There is a ray of hope in things like concierge medicine and alternative therapies. In fact, combining concierge and regenerative medicine could be the way to go for GPs, primary care doctors, and internists. Both kinds of medicine don't rely on the insurance system for survival; neither one requires doctors to allow their practices to be controlled by insurance companies.
Concierge Medicine Basics
There are a number of different models for operating a concierge medical practice. As a general rule however, the models all have a few things in common. Concierge medicine is based on the premise of paying an annual or monthly fee in exchange for having unfettered access to primary care. Some concierge providers also include basic lab tests they can conduct in-house. Everything else is accessed outside of the concierge setting.
The appeal of concierge medicine to the patient is access. Appointments are easy to get, doctors have more time to spend with patients, and there are rarely limits to the number of times a patient can see the doctor in a year. The appeal to doctors is twofold: they are free to practice without the constraints of insurance companies interfering and they are paid directly by patients. That means they get paid what they are worth.
Regenerative Medicine Basics
Regenerative medicine is a field of medicine that involves alternative treatments like stem cell and platelet-rich plasma (PRP) therapies. Such therapies are commonly used to treat things like sports injuries, osteoarthritis, musculoskeletal issues, and even alopecia.
Stem cell and PRP therapies are not covered by insurance companies because, although they are not experimental, insurance companies view them as such. Patients wishing to receive the treatments pay for them out of pocket. As a result, doctors can offer these services without insurance company interference.
Regenerative medicine is catching on among primary care physicians and orthopedists, according to Apex Biologix. The Utah-based company has already helped more than 200 doctors and clinics get up and running with regenerative medicine therapies.

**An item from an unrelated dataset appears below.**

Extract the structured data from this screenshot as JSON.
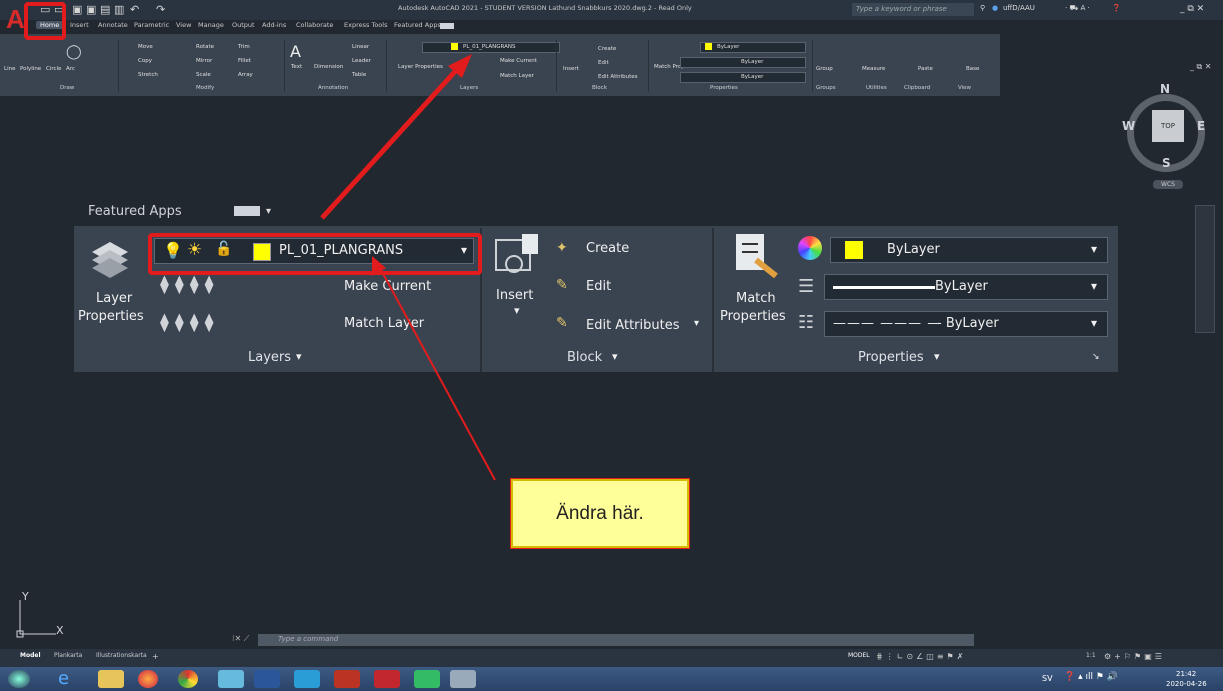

Combining the Two
Hopefully you have noticed similarities between concierge and regenerative medicine. Both forms of medicine allow doctors to practice as they see fit without any outside interference. And because they are actually getting paid what they are worth, they don't have to charge higher prices to overcome insufficient insurance company reimbursements. This brings the overall cost of their services down.
It is conceivable to combine the two into a single practice to serve a core group of patients who wish to access healthcare under this sort of model. It is interesting to note that patients who could afford the annual fee of concierge medicine can likely afford regenerative treatment should the need arise. The opposite is also true.
The similarities between the two kinds of medicine are such that they are ideal companions. A doctor can offer a standard concierge package that includes primary care on an annual subscription basis. If that doctor has patients suffering from orthopedic issues – like osteoarthritis for example – he or she could charge extra for PRP or stem cell injections. Doctor and patient would be free to work things out without having to worry about insurance coverage.